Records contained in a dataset

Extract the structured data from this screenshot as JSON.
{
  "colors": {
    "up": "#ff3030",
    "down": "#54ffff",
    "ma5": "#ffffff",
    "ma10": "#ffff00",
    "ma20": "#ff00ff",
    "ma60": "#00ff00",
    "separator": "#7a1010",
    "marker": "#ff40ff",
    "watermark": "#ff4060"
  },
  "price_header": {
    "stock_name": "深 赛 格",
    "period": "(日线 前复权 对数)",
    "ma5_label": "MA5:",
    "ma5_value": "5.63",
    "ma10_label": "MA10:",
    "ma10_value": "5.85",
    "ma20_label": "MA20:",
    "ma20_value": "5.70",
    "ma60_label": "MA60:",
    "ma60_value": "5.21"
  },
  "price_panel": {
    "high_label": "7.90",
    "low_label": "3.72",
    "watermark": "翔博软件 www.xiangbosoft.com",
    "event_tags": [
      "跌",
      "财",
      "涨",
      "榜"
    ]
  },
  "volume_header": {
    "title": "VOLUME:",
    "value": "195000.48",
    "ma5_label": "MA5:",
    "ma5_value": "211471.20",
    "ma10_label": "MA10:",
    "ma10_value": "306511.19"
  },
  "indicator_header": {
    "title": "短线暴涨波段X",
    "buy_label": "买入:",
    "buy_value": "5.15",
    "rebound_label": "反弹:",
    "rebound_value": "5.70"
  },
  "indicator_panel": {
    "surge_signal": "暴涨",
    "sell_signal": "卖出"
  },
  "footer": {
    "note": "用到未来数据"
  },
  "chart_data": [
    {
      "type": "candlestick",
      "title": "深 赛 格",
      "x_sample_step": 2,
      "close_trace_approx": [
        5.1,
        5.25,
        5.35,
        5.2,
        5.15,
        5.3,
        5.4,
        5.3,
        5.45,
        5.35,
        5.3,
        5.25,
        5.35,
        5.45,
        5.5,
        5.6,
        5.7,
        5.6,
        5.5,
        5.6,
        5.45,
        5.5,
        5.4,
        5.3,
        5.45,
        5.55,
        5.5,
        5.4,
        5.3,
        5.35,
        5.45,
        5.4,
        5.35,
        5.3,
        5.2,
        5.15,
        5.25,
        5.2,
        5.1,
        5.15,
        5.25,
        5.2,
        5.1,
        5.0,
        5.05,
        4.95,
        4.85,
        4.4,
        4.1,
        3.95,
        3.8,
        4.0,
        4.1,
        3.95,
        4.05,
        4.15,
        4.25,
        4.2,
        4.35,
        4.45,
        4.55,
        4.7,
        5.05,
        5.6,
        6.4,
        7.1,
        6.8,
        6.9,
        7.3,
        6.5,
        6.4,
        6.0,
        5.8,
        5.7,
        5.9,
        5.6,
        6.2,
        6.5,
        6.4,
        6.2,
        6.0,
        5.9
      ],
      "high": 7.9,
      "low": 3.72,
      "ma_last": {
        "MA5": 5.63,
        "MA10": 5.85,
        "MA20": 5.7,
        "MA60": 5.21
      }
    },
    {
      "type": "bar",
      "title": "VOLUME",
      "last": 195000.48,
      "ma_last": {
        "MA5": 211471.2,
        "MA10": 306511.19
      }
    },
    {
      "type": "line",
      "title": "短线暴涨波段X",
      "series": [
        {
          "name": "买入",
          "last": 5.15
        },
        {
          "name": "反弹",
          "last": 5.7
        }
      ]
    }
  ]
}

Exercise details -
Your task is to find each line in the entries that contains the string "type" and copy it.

Finished task -
      "type": "candlestick",
      "type": "bar",
      "type": "line",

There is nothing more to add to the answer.